Use the entries below to count the lines that hold the word "true"; answer with the number only.

*** SUPPLIED MATERIAL Section Begins ***

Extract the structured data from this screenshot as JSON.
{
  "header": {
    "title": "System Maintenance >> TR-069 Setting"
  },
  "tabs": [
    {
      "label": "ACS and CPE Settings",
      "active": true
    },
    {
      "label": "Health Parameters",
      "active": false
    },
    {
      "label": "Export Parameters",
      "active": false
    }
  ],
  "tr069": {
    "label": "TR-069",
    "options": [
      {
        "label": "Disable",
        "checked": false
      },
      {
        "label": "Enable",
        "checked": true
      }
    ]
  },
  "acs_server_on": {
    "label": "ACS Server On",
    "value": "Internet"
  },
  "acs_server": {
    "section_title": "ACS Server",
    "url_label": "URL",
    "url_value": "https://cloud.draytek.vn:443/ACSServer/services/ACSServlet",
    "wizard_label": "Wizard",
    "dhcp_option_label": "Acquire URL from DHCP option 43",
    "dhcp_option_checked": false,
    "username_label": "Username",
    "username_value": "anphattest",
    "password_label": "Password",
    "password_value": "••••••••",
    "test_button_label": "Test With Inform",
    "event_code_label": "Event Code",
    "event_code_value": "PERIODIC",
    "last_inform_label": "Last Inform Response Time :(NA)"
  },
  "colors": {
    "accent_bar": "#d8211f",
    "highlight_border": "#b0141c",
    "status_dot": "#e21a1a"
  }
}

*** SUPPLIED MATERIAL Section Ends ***
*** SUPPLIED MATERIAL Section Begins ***

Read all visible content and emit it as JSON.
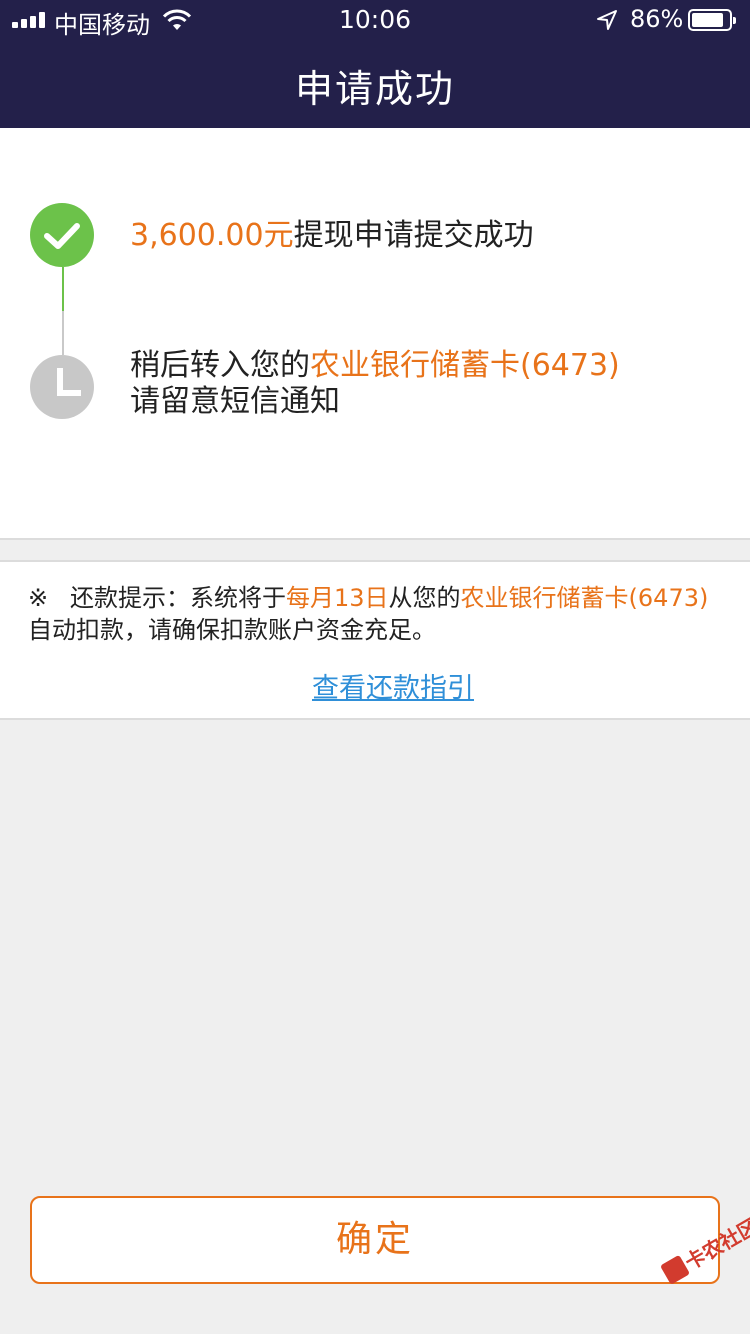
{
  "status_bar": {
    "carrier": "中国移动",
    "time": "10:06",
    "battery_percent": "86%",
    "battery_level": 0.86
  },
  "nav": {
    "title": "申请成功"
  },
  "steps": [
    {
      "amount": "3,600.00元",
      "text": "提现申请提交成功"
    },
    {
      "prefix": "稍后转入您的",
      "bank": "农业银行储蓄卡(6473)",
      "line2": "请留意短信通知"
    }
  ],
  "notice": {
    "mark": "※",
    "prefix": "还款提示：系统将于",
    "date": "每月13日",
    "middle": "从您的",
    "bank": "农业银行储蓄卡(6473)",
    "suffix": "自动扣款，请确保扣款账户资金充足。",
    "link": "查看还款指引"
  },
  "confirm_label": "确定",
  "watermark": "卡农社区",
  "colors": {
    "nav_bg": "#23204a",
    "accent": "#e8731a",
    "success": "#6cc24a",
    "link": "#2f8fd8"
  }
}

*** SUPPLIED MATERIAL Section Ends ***
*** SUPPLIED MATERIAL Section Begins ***

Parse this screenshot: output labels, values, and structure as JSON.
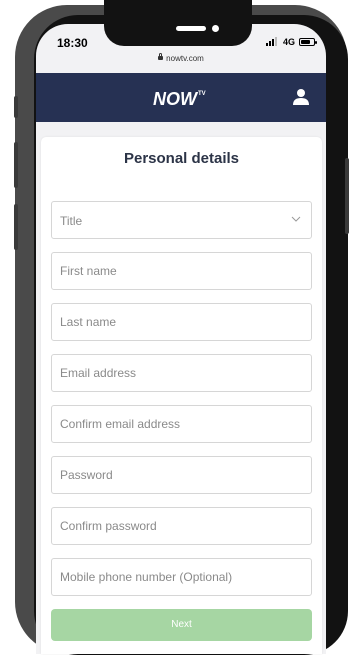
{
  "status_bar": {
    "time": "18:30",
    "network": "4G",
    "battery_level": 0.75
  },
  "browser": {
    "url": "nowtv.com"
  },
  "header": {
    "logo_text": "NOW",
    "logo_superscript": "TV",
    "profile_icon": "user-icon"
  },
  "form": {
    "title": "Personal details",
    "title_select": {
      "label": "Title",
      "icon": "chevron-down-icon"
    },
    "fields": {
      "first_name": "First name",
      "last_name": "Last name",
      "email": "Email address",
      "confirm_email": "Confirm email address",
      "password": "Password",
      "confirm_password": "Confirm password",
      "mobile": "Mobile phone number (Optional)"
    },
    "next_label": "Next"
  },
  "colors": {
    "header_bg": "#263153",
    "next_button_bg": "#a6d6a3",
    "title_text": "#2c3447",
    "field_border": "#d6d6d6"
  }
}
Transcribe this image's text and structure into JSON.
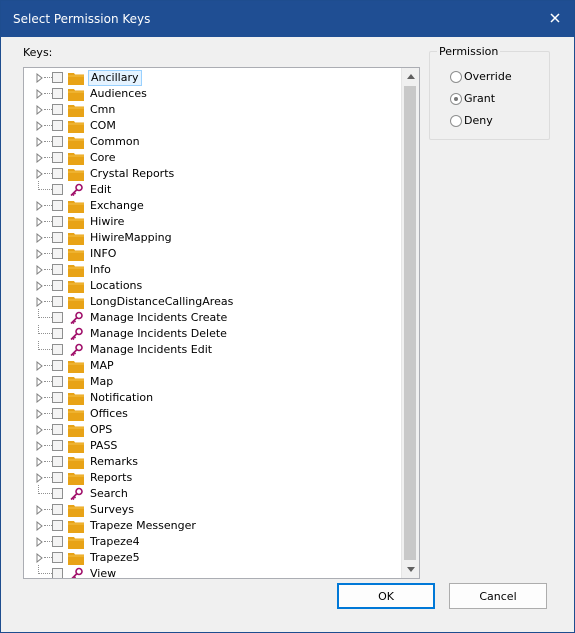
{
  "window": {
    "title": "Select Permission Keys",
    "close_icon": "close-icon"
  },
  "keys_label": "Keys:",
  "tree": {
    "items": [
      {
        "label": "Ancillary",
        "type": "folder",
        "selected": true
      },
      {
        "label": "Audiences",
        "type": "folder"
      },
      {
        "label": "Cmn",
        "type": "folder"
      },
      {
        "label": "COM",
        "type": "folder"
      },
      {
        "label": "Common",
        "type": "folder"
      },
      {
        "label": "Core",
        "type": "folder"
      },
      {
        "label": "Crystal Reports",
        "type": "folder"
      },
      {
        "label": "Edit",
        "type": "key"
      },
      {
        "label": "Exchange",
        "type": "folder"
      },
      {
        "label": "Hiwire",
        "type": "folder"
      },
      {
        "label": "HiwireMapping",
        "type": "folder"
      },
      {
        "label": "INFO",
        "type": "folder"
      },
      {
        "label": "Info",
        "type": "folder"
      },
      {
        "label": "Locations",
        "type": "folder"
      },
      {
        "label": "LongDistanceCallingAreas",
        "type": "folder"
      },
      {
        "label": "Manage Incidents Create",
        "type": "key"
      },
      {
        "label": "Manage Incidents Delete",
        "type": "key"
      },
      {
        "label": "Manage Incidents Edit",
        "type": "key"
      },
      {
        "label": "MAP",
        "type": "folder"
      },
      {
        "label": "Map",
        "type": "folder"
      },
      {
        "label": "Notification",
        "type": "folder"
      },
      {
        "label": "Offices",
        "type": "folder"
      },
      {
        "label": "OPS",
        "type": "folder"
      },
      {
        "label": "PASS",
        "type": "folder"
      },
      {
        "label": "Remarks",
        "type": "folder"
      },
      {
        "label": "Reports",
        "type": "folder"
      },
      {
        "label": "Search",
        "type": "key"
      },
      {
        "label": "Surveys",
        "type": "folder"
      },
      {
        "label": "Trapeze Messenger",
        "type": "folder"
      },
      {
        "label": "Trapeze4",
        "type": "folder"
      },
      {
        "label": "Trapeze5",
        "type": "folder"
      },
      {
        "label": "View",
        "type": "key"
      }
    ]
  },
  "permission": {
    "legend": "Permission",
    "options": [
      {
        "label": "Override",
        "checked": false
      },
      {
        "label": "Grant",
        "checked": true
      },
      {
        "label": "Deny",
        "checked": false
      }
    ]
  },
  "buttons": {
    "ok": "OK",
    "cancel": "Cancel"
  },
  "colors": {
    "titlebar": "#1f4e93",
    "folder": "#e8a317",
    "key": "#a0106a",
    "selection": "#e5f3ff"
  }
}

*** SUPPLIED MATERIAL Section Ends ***

(ANSWER AREA) 4